Sounds like a funny question, but what is the right answer? Is there a universal unwritten rule? Should you always wave so that other runners will see you as friendly? Or should you only wave at people you know so that a stranger won't think you are a potential stalker?

In Texas, it is typical to wave and even say hello to every runner you pass on your runs. Heck, I wave at runners, walkers, people's dogs, and even a few passing motorists who yell out the window. I figure they are either saying "Hi!", because they know me or they are admiring my running technique. Either way, a wave is indicated. I also talk nonstop while I run, so people either love to run with me or find me incredibly annoying. I was even told to shut up by another runner while running a marathon. Guess they were having a bad day. I know my incessant chatter can be distracting, but what about the wave?

To complicate the musing in my head, I also wonder about cyclists? Do you wave to everyone on a bike? After plunging head first into the triathlon world and riding hundreds of miles, I still don't know the answer to the waving question when it comes to cyclists. The first few months I was learning how to cycle without falling down; a wave would've caused me to crash. I didn't even think about it! Now, I often wave or at least nod at the passing cyclists. You never know who is a friend or not with the helmets on.
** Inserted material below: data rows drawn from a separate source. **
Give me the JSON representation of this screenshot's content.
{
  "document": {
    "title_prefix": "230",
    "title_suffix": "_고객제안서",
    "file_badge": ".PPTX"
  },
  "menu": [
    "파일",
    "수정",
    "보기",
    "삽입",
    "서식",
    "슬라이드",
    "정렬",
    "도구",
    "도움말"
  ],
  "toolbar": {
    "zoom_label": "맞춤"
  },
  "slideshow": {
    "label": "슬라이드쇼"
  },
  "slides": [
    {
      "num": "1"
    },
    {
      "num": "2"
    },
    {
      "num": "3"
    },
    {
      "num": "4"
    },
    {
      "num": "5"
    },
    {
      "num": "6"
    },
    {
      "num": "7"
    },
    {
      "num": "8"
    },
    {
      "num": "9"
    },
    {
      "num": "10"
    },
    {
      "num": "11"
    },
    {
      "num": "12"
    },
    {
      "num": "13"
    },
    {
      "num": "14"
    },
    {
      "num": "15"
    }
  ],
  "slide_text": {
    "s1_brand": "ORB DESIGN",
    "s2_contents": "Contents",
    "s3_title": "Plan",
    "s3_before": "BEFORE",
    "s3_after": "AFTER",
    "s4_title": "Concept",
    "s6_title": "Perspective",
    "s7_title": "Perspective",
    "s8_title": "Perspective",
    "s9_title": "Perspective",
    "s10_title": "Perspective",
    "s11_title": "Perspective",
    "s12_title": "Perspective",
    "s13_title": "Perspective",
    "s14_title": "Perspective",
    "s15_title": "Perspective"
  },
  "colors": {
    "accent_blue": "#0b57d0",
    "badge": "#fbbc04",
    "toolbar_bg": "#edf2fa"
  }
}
Geography may also have something to do with it. I have come to realize, after running quite a bit while traveling, that the automatic wave is not the norm in other cities. I even started to think it was just a Texas thing, but remembered my childhood running in Rhode Island where everyone waved. Then again, everyone knew everyone else in my small town. Maybe it's a suburbia thing. In fact, while running in Chicago, people looked at me quite strange when I waved. No one actually returned my hello and I have to admit I was not feeling very welcome by the time I finished. My experience was similar in Pittsburgh. Not a lot of waving going on. I expected the same in New York, but was surprised when I received quite a few waves and even a passing grunt while running. Who knew New York runners may be friendlier than Chicago and Pittsburgh?

So, I embarked on a mission to answer the waving question. To wave or not to wave? After a very unscientific poll of over a hundred runners across the country, it turns out there are no hard and fast rules. There are however some loose guidelines:

        1. It is always better to wave than not to wave unless you are running in a city. Wavers may be confused with muggers.
        2. Wavers tend to be out for a recreational run, not a hard tempo run or speed workout.
        3. There are more wavers in the South than in the North.
        4. Woman wave more than men. In fact, one man felt a wave may be interpreted as a pick up line.
        5. Non-wavers are often wearing an IPod and never even realize they are possibly considered rude and unfriendly.
        6. Most cyclists have actually never even thought about waving, but feel a simple nod is recognition enough.

So, I guess there is no universal rule about waving, but I am going to continue to wave to every and all runners to try to foster a community feeling while I run, but as for cycling; I think I will stick to the nod.